** Dataset rows for apps and sites **
Start of Block
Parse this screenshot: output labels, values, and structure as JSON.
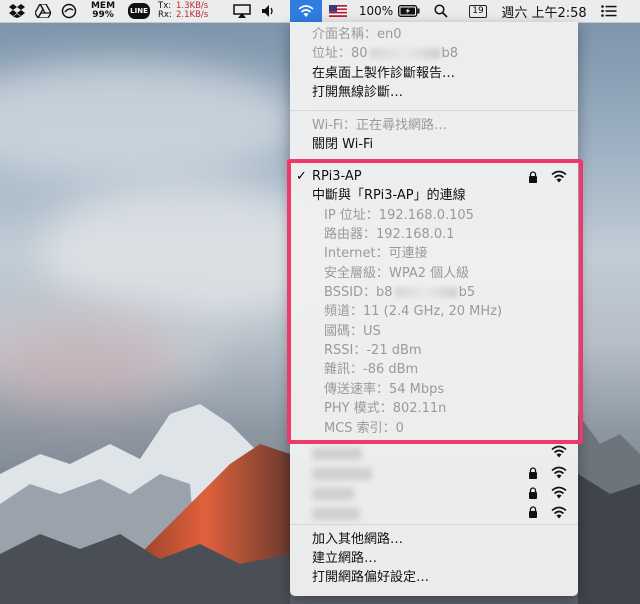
{
  "menubar": {
    "mem_label": "MEM",
    "mem_value": "99%",
    "tx_label": "Tx:",
    "tx_value": "1.3KB/s",
    "rx_label": "Rx:",
    "rx_value": "2.1KB/s",
    "line_label": "LINE",
    "battery_percent": "100%",
    "calendar_day": "19",
    "clock": "週六 上午2:58"
  },
  "wifi_menu": {
    "interface_name": "介面名稱：en0",
    "address_prefix": "位址：80",
    "address_suffix": "b8",
    "create_report": "在桌面上製作診斷報告…",
    "open_wireless_diag": "打開無線診斷…",
    "wifi_status": "Wi-Fi：正在尋找網路…",
    "turn_off_wifi": "關閉 Wi-Fi",
    "connected_network": {
      "checkmark": "✓",
      "name": "RPi3-AP",
      "disconnect": "中斷與「RPi3-AP」的連線",
      "ip": "IP 位址：192.168.0.105",
      "router": "路由器：192.168.0.1",
      "internet": "Internet：可連接",
      "security": "安全層級：WPA2 個人級",
      "bssid_prefix": "BSSID：b8",
      "bssid_suffix": "b5",
      "channel": "頻道：11 (2.4 GHz, 20 MHz)",
      "country": "國碼：US",
      "rssi": "RSSI：-21 dBm",
      "noise": "雜訊：-86 dBm",
      "tx_rate": "傳送速率：54 Mbps",
      "phy_mode": "PHY 模式：802.11n",
      "mcs_index": "MCS 索引：0"
    },
    "join_other": "加入其他網路…",
    "create_network": "建立網路…",
    "open_prefs": "打開網路偏好設定…"
  },
  "colors": {
    "highlight": "#ee3a6a",
    "menubar_active": "#2f7de1",
    "net_value": "#c0282a"
  }
}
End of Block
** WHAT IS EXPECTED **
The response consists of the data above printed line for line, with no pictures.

** RESPONSE AREA **
Parse this screenshot: output labels, values, and structure as JSON.
{
  "menubar": {
    "mem_label": "MEM",
    "mem_value": "99%",
    "tx_label": "Tx:",
    "tx_value": "1.3KB/s",
    "rx_label": "Rx:",
    "rx_value": "2.1KB/s",
    "line_label": "LINE",
    "battery_percent": "100%",
    "calendar_day": "19",
    "clock": "週六 上午2:58"
  },
  "wifi_menu": {
    "interface_name": "介面名稱：en0",
    "address_prefix": "位址：80",
    "address_suffix": "b8",
    "create_report": "在桌面上製作診斷報告…",
    "open_wireless_diag": "打開無線診斷…",
    "wifi_status": "Wi-Fi：正在尋找網路…",
    "turn_off_wifi": "關閉 Wi-Fi",
    "connected_network": {
      "checkmark": "✓",
      "name": "RPi3-AP",
      "disconnect": "中斷與「RPi3-AP」的連線",
      "ip": "IP 位址：192.168.0.105",
      "router": "路由器：192.168.0.1",
      "internet": "Internet：可連接",
      "security": "安全層級：WPA2 個人級",
      "bssid_prefix": "BSSID：b8",
      "bssid_suffix": "b5",
      "channel": "頻道：11 (2.4 GHz, 20 MHz)",
      "country": "國碼：US",
      "rssi": "RSSI：-21 dBm",
      "noise": "雜訊：-86 dBm",
      "tx_rate": "傳送速率：54 Mbps",
      "phy_mode": "PHY 模式：802.11n",
      "mcs_index": "MCS 索引：0"
    },
    "join_other": "加入其他網路…",
    "create_network": "建立網路…",
    "open_prefs": "打開網路偏好設定…"
  },
  "colors": {
    "highlight": "#ee3a6a",
    "menubar_active": "#2f7de1",
    "net_value": "#c0282a"
  }
}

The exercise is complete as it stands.